By the “life” in the thing I mean the integrity of the thing (we are talking of the things of art and craft) in the sense of the third dimension – as I have already tried to explain it.

The “life” in the thing is that quality of it or in it which makes it perfectly natural – of course that means organic. And that simply means true to what made it, as it was made, and for what it was made. That would be the body of the “thing.” A matter of good sense.

New opportunities have come, not to hand but to the mind.

This may not seem specific. But it is a point of view necessary to the understanding of the experiences which follow. For in that spirit the experiments were made and the results judged as good or bad that will appear as I write.

The first study of importance in this connection is of course, the nature of materials.

It is impossible to do anything intelligently to or with something you know nothing about. To know intimately the nature of wood, paper, glass, sheet metal, terra cotta, cement, steel, cast iron, wrought iron, concrete, is essential to knowing how to use the tools available to make use of those materials, sensibly or artfully.

So let us glance at these more staple materials. We will find certain properties in all, that standardization will serve well; and other properties, too, that standardization, carried too far, will kill.

The principle of standardization, applied, may be said to be a matter of knowing by a study of the nature of whatever we apply it to – when to quit.

Let us being with a short study of wood.

What is wood?

A workable, fibrous material got from trees in almost any length, certain breadths and thicknesses, now standardized. It may be had in almost any color or texture, as trees are growing in great variety all over the world. Different woods vary in characteristics, made known by use in all ages. To it man has had recourse for nearly every need. He has made of it a part, or entirely, in one form or another, nearly everything he uses. It may be polished, or painted, or stained, to bring out its grain which is the great characteristic of its beauty. It may be sawed or cut to bring this beauty to the surface in various ways. It was once laborious to hand-saw and cut and smooth it. Machines now do all that better. Machines cut veneers so cheaply and so thin and so wide they may be applied like wall paper to broad surfaces.
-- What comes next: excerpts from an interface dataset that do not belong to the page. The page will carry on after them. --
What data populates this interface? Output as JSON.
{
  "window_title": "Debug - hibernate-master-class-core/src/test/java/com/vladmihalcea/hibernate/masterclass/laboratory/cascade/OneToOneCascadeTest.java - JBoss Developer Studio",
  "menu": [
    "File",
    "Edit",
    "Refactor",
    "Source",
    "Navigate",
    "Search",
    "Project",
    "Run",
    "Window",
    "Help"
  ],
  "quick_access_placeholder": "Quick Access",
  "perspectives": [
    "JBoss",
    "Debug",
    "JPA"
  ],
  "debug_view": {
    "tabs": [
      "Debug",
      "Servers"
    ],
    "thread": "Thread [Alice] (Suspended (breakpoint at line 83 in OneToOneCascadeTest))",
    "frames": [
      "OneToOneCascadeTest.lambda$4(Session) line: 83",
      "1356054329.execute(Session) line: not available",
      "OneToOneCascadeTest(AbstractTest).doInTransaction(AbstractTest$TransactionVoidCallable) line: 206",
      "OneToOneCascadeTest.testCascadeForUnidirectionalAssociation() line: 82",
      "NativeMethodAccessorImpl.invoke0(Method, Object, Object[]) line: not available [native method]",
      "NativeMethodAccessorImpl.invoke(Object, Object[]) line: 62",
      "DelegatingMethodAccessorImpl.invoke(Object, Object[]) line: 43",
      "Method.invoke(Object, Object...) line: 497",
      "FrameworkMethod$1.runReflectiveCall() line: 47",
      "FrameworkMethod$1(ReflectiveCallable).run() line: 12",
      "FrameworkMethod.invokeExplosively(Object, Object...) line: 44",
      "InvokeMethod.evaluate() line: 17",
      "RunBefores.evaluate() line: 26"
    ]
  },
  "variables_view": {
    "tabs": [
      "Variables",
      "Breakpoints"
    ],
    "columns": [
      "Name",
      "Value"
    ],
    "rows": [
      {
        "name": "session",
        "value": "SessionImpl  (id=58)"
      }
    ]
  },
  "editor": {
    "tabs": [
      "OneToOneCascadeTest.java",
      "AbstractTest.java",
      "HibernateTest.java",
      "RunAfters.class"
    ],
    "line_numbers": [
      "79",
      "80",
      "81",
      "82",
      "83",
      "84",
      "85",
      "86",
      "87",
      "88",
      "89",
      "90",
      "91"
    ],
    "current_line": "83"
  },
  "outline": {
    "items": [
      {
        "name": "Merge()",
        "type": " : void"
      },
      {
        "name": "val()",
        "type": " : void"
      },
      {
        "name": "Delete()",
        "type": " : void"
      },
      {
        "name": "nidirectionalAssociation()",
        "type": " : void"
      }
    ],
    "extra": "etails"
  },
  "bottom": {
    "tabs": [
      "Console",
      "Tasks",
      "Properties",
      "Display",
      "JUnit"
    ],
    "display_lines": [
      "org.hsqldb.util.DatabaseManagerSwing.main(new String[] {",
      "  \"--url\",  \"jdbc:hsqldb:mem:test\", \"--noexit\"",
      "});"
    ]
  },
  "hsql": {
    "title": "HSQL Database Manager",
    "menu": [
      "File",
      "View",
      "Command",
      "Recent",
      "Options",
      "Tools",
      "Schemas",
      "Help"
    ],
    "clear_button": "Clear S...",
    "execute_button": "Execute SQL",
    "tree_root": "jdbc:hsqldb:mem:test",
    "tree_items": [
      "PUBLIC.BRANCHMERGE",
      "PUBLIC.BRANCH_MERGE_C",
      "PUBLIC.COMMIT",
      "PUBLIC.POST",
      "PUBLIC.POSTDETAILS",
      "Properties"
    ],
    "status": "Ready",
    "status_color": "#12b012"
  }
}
Machines cut rotary veneers from the curling surface of a log in any width, unwinding the surfaces with a cut of the grain unknown before. Really, this property of wood has been liberated and made available in beautiful sheets, so beautiful in surface that it is folly to mold it, and join it, and panel it painfully any more as before.

It may be used in broad simple plastic ways now even more cheaply than in laborious joinery with its tendency to go to pieces because it was all in pieces.

Much more could be said. Here is enough to indicate new possibilities of design in machined wood.

Inlaid lines are characteristic too, - slender inlaid decorative purflings or battens between wide, plain, broad, etc., etc.

Plastictreatment, now, you see, instead of constructed ones or “structuralities.”

There are infinite possibilities here. And in making wood into furniture, clean straightline effects, as delicate as may be, are characteristic of the machine. A limitation that makes the nature of wood very beautiful as it appears within these limitations of form.

Wood carving usually did violence to the nature of wood. It tended to mutilate and destroy it.

The machine can inlay, fret and bring up the beauty of wood in plastic treatments more true to the nature of the wood. Why not then, forget ancient models that are especially made to suit freedom of the hand” the nature of wood was overwrought and lost in three out of five such models anyway. But here the beauty that is wood lives above standardization, if the architect sees it and uses it in this new “plastic” sense.

Let us take glass.

Glass was once a delightful substance in itself. It is now chiefly a perfect “clarity” or nothing very delightful.

Such clearness in polished glass as we have is new in the world. We may have great polished surfaces for reflections, leaving openings as though nothing closed them – limpid surfaces playing the same part in all interiors that water plays in the landscape. We have lost a substance but found a freedom indefinitely precious to the designer of buildings. This is the mechanical plate glass of the machine. New opportunities here. Imagine a few.

There is electro glazing to introduce the element of pattern into the clear glass in delicate straight lines in bewildering delicacy and variety.

The mind must enter now to take the place of what, in the antique, was adorable as a natural quality of glass itself. The scene has shifted, but we are still better off, in glass.

We can make colored glass for the painter to use as pigment in his hand, but it is now a lesser interest. We have limpid surfaces, true reflections and unobstructed vision due to the machine.

And there is steel*. A new thing under the sun. And the most significant material of this age. The one that has done most harm to the established order – or Pseudo-Classic.

*Steel is the next essay in this series.